INSTRUCTIONS TO FOLLOW >> Copy the data exactly as it appears, and do not include any pictures.

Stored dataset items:

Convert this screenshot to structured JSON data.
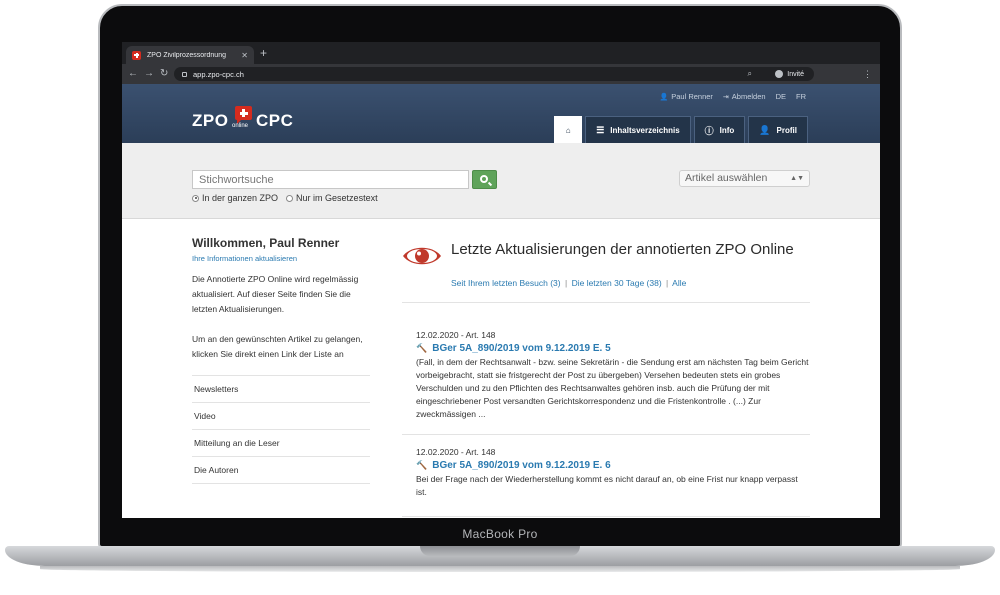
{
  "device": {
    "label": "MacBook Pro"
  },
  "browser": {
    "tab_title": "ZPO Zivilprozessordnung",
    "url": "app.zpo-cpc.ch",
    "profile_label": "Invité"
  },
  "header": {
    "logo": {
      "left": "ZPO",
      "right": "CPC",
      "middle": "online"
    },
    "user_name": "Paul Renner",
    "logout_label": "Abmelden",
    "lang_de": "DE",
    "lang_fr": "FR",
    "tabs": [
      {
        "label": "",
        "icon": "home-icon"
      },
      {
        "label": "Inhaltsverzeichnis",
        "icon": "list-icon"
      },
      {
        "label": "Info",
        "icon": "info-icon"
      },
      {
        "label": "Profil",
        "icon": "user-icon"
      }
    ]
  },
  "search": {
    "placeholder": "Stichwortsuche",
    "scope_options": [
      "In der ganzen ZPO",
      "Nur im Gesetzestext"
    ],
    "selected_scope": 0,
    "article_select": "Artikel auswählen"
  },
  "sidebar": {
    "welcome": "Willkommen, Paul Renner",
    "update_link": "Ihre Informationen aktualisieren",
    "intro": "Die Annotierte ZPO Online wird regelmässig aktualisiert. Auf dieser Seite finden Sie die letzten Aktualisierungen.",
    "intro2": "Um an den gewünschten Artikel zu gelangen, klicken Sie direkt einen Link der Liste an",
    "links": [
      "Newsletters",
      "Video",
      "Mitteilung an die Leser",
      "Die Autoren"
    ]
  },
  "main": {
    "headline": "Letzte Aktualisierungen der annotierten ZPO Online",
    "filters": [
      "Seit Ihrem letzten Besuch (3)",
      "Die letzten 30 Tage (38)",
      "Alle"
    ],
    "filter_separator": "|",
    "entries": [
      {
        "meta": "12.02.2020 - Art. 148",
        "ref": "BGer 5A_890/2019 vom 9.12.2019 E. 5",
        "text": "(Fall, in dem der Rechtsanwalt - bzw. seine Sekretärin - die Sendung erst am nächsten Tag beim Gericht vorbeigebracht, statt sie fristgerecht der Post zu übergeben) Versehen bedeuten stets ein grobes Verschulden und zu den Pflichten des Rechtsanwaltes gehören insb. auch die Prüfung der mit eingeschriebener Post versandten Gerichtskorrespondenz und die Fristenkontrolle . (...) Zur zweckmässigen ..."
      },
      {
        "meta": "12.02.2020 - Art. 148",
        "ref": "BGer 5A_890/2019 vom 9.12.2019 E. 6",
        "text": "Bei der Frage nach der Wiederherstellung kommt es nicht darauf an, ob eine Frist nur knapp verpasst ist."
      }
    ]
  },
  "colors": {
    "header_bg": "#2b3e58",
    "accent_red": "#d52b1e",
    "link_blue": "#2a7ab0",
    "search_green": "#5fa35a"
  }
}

EXERCISE SOLUTION >>
Convert this screenshot to structured JSON data.
{
  "device": {
    "label": "MacBook Pro"
  },
  "browser": {
    "tab_title": "ZPO Zivilprozessordnung",
    "url": "app.zpo-cpc.ch",
    "profile_label": "Invité"
  },
  "header": {
    "logo": {
      "left": "ZPO",
      "right": "CPC",
      "middle": "online"
    },
    "user_name": "Paul Renner",
    "logout_label": "Abmelden",
    "lang_de": "DE",
    "lang_fr": "FR",
    "tabs": [
      {
        "label": "",
        "icon": "home-icon"
      },
      {
        "label": "Inhaltsverzeichnis",
        "icon": "list-icon"
      },
      {
        "label": "Info",
        "icon": "info-icon"
      },
      {
        "label": "Profil",
        "icon": "user-icon"
      }
    ]
  },
  "search": {
    "placeholder": "Stichwortsuche",
    "scope_options": [
      "In der ganzen ZPO",
      "Nur im Gesetzestext"
    ],
    "selected_scope": 0,
    "article_select": "Artikel auswählen"
  },
  "sidebar": {
    "welcome": "Willkommen, Paul Renner",
    "update_link": "Ihre Informationen aktualisieren",
    "intro": "Die Annotierte ZPO Online wird regelmässig aktualisiert. Auf dieser Seite finden Sie die letzten Aktualisierungen.",
    "intro2": "Um an den gewünschten Artikel zu gelangen, klicken Sie direkt einen Link der Liste an",
    "links": [
      "Newsletters",
      "Video",
      "Mitteilung an die Leser",
      "Die Autoren"
    ]
  },
  "main": {
    "headline": "Letzte Aktualisierungen der annotierten ZPO Online",
    "filters": [
      "Seit Ihrem letzten Besuch (3)",
      "Die letzten 30 Tage (38)",
      "Alle"
    ],
    "filter_separator": "|",
    "entries": [
      {
        "meta": "12.02.2020 - Art. 148",
        "ref": "BGer 5A_890/2019 vom 9.12.2019 E. 5",
        "text": "(Fall, in dem der Rechtsanwalt - bzw. seine Sekretärin - die Sendung erst am nächsten Tag beim Gericht vorbeigebracht, statt sie fristgerecht der Post zu übergeben) Versehen bedeuten stets ein grobes Verschulden und zu den Pflichten des Rechtsanwaltes gehören insb. auch die Prüfung der mit eingeschriebener Post versandten Gerichtskorrespondenz und die Fristenkontrolle . (...) Zur zweckmässigen ..."
      },
      {
        "meta": "12.02.2020 - Art. 148",
        "ref": "BGer 5A_890/2019 vom 9.12.2019 E. 6",
        "text": "Bei der Frage nach der Wiederherstellung kommt es nicht darauf an, ob eine Frist nur knapp verpasst ist."
      }
    ]
  },
  "colors": {
    "header_bg": "#2b3e58",
    "accent_red": "#d52b1e",
    "link_blue": "#2a7ab0",
    "search_green": "#5fa35a"
  }
}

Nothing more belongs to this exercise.